I’ve spent the week at a couple of major international conferences sponsored to some degree by old dead-tree journals. I was struck, following last weekends’ #procjam talks, by the lack of openness. None of these talks are going to be made freely available. Photography and recording is actively discouraged. The official conference hashtags, when provided, were silent or only used by those in attendance. While this exclusivity may generate profits for the aforementioned dead-tree journals and give a leg up to those fortunate enough to be able to attend these conferences, I find it ethically reprehensible in the 21st century, given the tools that we have available.

I’d like to once again thank @mtrc for hosting and streaming #procjam. Because conference was made freely available, I was able to interact with the attendees in a way that would be impossible if I was trying to divine through twitter what was going on behind closed doors. I think this kind of openness can only generate more interest and ideas, regardless of the field of study.


A Quil sketch designed to generate patterns for quilts. The code is available on github.

What is Quil?

Quil is a port of Processing to Clojure.


When I came across some interesting pictures of quilts, I was struck by the regularity of the shapes used to construct them. A quilt is simply a grid of squares containing some pattern of simple shapes. I thought it would be interesting to have an algorithm generate the grid (what I guess quilters probably call a pattern), so I set out to build some functions in Quil to draw a few simple shapes that I identified in the squares of the quilts and then to randomly draw them in a grid.

How to model a quilt

Using the fundamental assumption I already stated: a quilt is just a grid of squares. My algorithm defines a grid-width and grid-height along with a square-size in pixels that determine the overall size of the quilt pattern to generate. This allows you to generate an arbitrary number of quilt squares of a certain size.

Each square contains a subgrid with a defined sub-grid-width and sub-grid-height. In retrospect, it would probably be better to define one parameter because if the dimensions are not square, everything will be screwed up.

I then define several basic drawing functions to fill the squares of the grid. The procedural generation’s draw algorithm knows about each of the drawing functions, called pattern-funcs, and picks one of the patterns to draw each square of the grid.

The drawing functions

The primary elements of the quilt squares that I wanted to replicate were large squares, smaller checkers, triangles, and a mixed pattern of small triangles with a square that I called “fish”.

The squares (see the square second left from the top right) and the smaller checkers (see quilt square fourth down from the top left) use the same drawing function. However, they differ in that they utilize different helper functions return the correctly sized vertices and support multiple calls for the smaller checkers.

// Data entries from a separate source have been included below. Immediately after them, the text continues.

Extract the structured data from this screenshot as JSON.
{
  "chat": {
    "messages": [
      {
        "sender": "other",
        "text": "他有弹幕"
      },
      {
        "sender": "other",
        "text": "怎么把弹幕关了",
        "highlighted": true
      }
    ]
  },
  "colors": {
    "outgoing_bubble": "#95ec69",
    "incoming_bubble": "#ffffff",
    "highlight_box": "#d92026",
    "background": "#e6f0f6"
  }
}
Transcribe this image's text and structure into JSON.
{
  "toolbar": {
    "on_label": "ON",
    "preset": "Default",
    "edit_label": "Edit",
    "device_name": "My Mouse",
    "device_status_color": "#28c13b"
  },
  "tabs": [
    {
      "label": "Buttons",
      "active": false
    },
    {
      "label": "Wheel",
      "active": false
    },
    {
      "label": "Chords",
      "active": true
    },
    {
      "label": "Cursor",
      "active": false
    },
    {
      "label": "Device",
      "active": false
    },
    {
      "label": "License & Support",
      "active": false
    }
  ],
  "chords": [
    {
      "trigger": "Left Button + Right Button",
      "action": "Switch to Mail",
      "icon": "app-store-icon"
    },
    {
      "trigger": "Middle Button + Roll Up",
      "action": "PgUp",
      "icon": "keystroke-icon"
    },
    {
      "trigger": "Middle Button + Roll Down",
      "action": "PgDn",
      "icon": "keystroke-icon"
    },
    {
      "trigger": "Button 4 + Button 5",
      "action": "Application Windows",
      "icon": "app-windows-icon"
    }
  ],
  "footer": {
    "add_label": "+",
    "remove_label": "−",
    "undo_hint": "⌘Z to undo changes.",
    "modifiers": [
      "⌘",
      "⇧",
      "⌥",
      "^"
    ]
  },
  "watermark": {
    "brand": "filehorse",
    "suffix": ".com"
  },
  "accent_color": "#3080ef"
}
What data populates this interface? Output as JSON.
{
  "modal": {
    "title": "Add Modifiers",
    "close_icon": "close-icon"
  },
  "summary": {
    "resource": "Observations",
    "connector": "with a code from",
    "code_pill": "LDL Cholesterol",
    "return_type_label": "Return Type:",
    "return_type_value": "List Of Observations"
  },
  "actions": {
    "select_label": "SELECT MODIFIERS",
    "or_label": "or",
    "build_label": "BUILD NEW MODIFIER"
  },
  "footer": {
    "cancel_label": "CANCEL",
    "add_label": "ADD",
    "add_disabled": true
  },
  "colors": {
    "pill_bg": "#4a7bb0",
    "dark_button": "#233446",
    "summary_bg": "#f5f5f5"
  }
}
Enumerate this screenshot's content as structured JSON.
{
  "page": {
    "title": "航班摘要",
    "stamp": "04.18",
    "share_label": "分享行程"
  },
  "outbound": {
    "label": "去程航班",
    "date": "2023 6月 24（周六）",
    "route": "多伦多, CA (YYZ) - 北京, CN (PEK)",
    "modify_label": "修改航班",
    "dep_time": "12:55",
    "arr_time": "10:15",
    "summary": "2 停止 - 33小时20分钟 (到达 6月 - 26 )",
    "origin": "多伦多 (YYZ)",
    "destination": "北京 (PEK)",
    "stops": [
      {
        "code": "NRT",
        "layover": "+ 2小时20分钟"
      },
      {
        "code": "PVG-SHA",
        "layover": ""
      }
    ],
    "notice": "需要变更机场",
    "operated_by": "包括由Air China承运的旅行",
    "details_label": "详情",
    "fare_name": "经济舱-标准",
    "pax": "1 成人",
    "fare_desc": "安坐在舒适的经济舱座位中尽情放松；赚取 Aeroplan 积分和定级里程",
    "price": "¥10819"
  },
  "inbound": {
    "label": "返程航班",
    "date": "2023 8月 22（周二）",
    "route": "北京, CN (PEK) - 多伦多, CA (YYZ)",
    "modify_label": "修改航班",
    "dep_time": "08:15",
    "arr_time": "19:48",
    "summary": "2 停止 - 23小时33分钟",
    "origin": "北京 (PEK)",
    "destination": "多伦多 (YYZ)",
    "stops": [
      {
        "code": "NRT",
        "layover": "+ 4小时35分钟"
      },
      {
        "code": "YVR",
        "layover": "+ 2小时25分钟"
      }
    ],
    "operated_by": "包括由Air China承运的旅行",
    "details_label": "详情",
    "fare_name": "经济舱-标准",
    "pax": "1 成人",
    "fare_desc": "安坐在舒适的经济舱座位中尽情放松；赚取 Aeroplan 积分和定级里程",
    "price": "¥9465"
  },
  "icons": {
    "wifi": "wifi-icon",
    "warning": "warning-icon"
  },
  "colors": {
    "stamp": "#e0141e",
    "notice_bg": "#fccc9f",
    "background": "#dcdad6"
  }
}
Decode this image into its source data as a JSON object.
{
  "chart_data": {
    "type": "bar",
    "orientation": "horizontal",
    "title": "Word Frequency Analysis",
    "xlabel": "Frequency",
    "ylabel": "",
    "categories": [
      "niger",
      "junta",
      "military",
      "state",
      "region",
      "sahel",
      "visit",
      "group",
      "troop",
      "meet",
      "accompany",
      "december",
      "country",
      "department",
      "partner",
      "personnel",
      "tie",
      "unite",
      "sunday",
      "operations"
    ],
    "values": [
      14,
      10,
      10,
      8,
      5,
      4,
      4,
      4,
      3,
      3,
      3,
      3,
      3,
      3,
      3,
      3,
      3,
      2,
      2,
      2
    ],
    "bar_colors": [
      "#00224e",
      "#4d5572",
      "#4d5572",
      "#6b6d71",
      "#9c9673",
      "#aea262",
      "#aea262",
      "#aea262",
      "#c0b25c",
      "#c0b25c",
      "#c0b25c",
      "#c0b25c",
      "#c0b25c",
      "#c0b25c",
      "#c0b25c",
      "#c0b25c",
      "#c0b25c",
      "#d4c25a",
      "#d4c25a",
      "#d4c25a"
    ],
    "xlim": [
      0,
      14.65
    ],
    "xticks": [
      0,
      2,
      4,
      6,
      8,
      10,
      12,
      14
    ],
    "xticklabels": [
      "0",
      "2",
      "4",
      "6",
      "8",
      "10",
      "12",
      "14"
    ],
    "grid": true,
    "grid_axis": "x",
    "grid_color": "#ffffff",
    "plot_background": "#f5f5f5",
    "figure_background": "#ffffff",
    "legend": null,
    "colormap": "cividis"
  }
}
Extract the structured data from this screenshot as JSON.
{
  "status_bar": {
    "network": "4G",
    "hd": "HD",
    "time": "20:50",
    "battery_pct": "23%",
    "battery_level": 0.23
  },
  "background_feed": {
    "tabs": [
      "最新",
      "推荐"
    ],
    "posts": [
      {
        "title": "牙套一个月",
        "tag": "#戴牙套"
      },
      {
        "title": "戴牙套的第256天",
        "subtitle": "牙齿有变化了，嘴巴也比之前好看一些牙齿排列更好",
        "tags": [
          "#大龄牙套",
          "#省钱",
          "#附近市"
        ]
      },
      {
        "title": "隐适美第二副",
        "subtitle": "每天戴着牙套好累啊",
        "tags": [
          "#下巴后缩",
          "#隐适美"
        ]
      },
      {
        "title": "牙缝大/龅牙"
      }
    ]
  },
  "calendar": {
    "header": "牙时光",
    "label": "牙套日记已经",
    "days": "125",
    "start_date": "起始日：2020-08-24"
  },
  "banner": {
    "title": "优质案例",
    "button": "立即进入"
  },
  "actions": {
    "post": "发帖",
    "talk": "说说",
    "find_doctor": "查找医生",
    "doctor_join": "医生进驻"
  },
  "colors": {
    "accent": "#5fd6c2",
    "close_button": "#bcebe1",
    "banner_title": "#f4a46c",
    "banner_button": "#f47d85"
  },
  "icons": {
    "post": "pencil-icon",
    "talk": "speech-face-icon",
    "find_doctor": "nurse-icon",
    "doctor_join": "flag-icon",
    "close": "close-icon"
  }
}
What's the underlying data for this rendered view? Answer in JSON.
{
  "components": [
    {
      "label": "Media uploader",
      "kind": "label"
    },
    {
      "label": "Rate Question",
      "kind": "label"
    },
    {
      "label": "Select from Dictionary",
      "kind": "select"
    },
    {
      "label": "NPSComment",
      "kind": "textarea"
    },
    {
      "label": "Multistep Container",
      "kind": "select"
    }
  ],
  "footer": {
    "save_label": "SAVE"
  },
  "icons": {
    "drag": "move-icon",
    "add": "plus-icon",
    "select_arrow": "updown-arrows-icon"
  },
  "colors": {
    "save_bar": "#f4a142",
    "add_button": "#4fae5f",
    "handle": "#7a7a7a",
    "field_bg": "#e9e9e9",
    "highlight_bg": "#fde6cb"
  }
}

The triangles (see square in the top right) use a lookup table, triangle-lookup-table, to store information about the appropriate “legs” for a triangle with a point in a given corner. By using a common syntax for the vertices, the draw-triangle algorithm can share the vertex lookup algorithm with the square routines.

Then the culmination of my dastardly plan involves marrying a square from the smaller checker function with flanking triangles, based on the subgrid this time instead of the larger grid. The result is a pattern that looks like a fish to me (see quilt square in the top left). Because I built the abstract drawing functions, I simply have to take care of the four directional possibilities and let the drawing functions more fundamental handle the work.

Future plans: toward Patchwerk 1.0.0

The project is in need of a major refactoring session, when I can find the time. I developed it in a single monolithic Clojure file for ease of testing in the REPL. It will be easier to maintain and understand if I separate out the distinct functionalities into their own namespaces. The ones that come to mind are patchwerk.grid to handle the generation of the grid, patchwerk.patterns to manage the drawing functions, and patchwerk.util to house the helper functions. I’d also like to make it clear which functions use the quil.core namespace instead of using :refer :all.

There is also some interesting new functional middleware for Quil). It provides a framework for you to separate out the mutable state from your Quil functions so that you avoid side effects and can program pure functions, in Processing’s typically imperative syntax. To get this up and running, I imagine that I will have to represent the pixel grid in the state map.

Eventually, and this is beyond the scope of 1.0.0, I’m intrigued by the possibility of porting this code over to Clojurescript and creating a web-based version of the application.